The Canadian Dental Association recommends the assessment of infants, by a dentist, within six months of the eruption of the first tooth or by one year of age.
The goal is to have your child visit the dentist before there is a problem with his or her teeth. In most cases, a dental exam every six months will let your child’s dentist catch small problems early.
Here are 3 reasons to take your child for dental exams:
- You can find out if the cleaning you do at home is working.
- Your dentist can find problems right away and fix them.
- Your child can learn that going to the dentist helps prevent problems.
Your dentist may want to take X-rays. X-rays show decay between the teeth. They will also show if teeth are coming in the way they should. Your child’s dentist may also talk to you about fluoride. Once your child has permanent molars, your dentist may suggest sealing them to protect them from cavities. A sealant is a kind of plastic that is put on the chewing surface of the molars. The plastic seals the tooth and makes it less likely to trap food and germs.
When your child goes for a dental exam, your dentist can tell you if crooked or crowded teeth may cause problems. In many cases, crooked teeth straighten out as the child’s jaw grows and the rest of the teeth come in. If they do not straighten out, your child may have a bite problem (also known as malocclusion). This can cause problems with eating and with teeth cleaning. It can also affect your child’s looks and make him or her feel out of place.
Fillings for Baby Teeth
Some primary (or baby) teeth will be in your child’s mouth until age 12. The tooth that needs to be fixed may be one of those. Broken teeth or teeth that are infected can hurt your child’s health and the way your child feels about him or herself. To do a filling, the dentist removes the decay and “fills” the hole with metal, plastic or other material. A filling can be a cheap and easy way to fix a problem that could be painful and cost more later because it stops decay from spreading deeper into the tooth.

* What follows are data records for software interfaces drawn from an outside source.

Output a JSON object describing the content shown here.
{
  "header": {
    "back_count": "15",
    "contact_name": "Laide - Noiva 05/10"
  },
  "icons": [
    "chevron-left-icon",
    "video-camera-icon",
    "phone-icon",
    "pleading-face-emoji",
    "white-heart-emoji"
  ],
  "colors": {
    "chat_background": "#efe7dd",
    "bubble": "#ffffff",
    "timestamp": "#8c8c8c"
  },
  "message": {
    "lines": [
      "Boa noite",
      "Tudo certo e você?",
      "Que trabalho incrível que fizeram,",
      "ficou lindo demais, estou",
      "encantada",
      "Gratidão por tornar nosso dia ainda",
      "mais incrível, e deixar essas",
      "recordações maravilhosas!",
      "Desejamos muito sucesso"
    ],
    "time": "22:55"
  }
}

If a filling is not done and decay spreads, the tooth may need to be pulled out. If this happens, your child may need a space maintainer to hold space for the permanent tooth. When a baby (or primary) tooth is missing, the teeth on each side may move into the space. They can block the permanent tooth from coming in. To hold the space, your dentist may put a plastic or metal space maintainer on the teeth on each side of the space, to keep the teeth from moving in.

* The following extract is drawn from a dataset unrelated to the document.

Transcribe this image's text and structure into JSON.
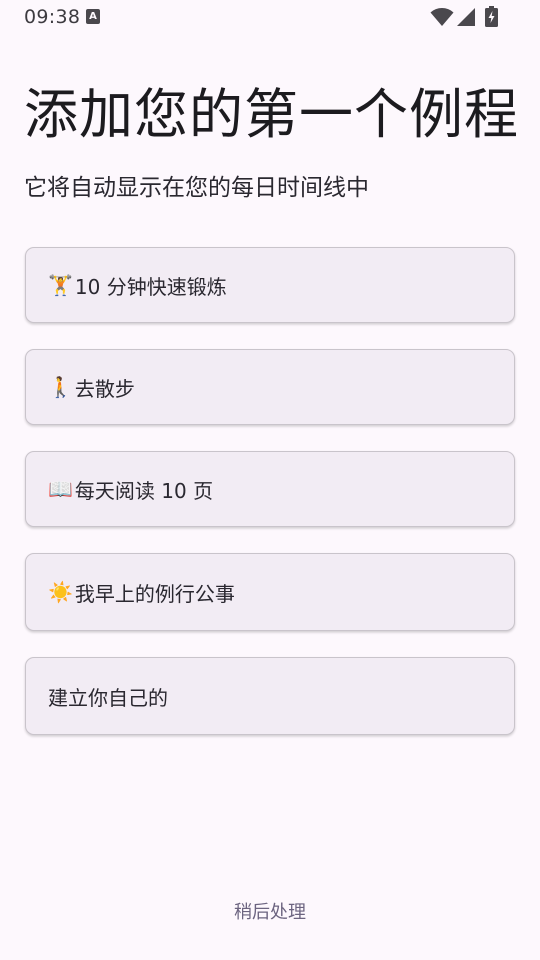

To prevent early childhood cavities, parents first have to find out their child’s risk of developing cavities. They also need to learn how to manage diet, hygiene and fluoride to prevent problems. But cavities aren’t all that parents need to learn about their child’s dental health. The age one dental visit lets parents discuss:
- How to care for an infant’s or toddler’s mouth
- Proper use of fluoride
- Oral habits, including finger and thumb sucking
- Ways to prevent accidents that could damage the face and teeth
- Teething and milestones of development
- The link between diet and oral health
After this first visit, the dentist will suggest a schedule of follow-up visits. In the past, dentists typically called for visits every six months. Now, the schedule may vary according to each child’s needs and risks. As your child grows, the dental team can help you learn how to prevent common oral problems.
Choosing a Dentist for Your Child
Finding a dentist that takes good care of your child’s teeth while making the experience relaxed and fun sets the stage for a lifetime of healthy teeth. Your dentist should also come across as friendly, warm and welcoming. Contact Dr. Jason Harvey’s office today.